▸ **Assignment**:
Nothing in the data should be altered when it is repeated in full.

(Records from a data source)
%%

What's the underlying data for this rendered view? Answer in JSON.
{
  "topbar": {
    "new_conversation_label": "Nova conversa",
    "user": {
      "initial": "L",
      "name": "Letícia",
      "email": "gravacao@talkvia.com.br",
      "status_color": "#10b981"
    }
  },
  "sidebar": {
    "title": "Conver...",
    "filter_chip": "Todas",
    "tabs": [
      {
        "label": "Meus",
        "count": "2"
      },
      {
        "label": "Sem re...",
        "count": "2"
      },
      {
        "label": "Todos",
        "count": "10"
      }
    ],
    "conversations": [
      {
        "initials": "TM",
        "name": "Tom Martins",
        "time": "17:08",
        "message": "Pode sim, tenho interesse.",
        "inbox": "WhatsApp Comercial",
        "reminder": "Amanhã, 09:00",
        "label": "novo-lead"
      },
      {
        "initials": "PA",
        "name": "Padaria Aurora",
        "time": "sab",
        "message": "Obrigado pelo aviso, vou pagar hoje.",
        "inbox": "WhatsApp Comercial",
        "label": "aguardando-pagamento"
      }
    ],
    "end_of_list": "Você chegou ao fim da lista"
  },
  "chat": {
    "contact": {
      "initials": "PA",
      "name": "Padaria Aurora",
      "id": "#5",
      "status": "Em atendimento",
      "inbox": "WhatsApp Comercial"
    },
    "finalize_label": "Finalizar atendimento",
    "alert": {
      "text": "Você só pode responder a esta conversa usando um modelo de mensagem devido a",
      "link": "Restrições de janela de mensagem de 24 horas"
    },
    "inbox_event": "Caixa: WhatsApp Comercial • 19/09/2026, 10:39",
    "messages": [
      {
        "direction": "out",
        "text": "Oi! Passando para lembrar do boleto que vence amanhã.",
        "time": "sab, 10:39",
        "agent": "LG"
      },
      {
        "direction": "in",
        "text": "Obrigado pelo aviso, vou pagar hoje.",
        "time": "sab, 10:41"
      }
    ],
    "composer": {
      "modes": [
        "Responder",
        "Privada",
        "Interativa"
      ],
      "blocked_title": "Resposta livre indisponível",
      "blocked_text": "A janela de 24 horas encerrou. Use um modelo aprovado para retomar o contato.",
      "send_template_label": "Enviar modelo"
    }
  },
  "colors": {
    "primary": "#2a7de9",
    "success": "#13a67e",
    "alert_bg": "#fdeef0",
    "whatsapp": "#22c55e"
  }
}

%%

▸ **Solution**:
What's the underlying data for this rendered view? Answer in JSON.
{
  "topbar": {
    "new_conversation_label": "Nova conversa",
    "user": {
      "initial": "L",
      "name": "Letícia",
      "email": "gravacao@talkvia.com.br",
      "status_color": "#10b981"
    }
  },
  "sidebar": {
    "title": "Conver...",
    "filter_chip": "Todas",
    "tabs": [
      {
        "label": "Meus",
        "count": "2"
      },
      {
        "label": "Sem re...",
        "count": "2"
      },
      {
        "label": "Todos",
        "count": "10"
      }
    ],
    "conversations": [
      {
        "initials": "TM",
        "name": "Tom Martins",
        "time": "17:08",
        "message": "Pode sim, tenho interesse.",
        "inbox": "WhatsApp Comercial",
        "reminder": "Amanhã, 09:00",
        "label": "novo-lead"
      },
      {
        "initials": "PA",
        "name": "Padaria Aurora",
        "time": "sab",
        "message": "Obrigado pelo aviso, vou pagar hoje.",
        "inbox": "WhatsApp Comercial",
        "label": "aguardando-pagamento"
      }
    ],
    "end_of_list": "Você chegou ao fim da lista"
  },
  "chat": {
    "contact": {
      "initials": "PA",
      "name": "Padaria Aurora",
      "id": "#5",
      "status": "Em atendimento",
      "inbox": "WhatsApp Comercial"
    },
    "finalize_label": "Finalizar atendimento",
    "alert": {
      "text": "Você só pode responder a esta conversa usando um modelo de mensagem devido a",
      "link": "Restrições de janela de mensagem de 24 horas"
    },
    "inbox_event": "Caixa: WhatsApp Comercial • 19/09/2026, 10:39",
    "messages": [
      {
        "direction": "out",
        "text": "Oi! Passando para lembrar do boleto que vence amanhã.",
        "time": "sab, 10:39",
        "agent": "LG"
      },
      {
        "direction": "in",
        "text": "Obrigado pelo aviso, vou pagar hoje.",
        "time": "sab, 10:41"
      }
    ],
    "composer": {
      "modes": [
        "Responder",
        "Privada",
        "Interativa"
      ],
      "blocked_title": "Resposta livre indisponível",
      "blocked_text": "A janela de 24 horas encerrou. Use um modelo aprovado para retomar o contato.",
      "send_template_label": "Enviar modelo"
    }
  },
  "colors": {
    "primary": "#2a7de9",
    "success": "#13a67e",
    "alert_bg": "#fdeef0",
    "whatsapp": "#22c55e"
  }
}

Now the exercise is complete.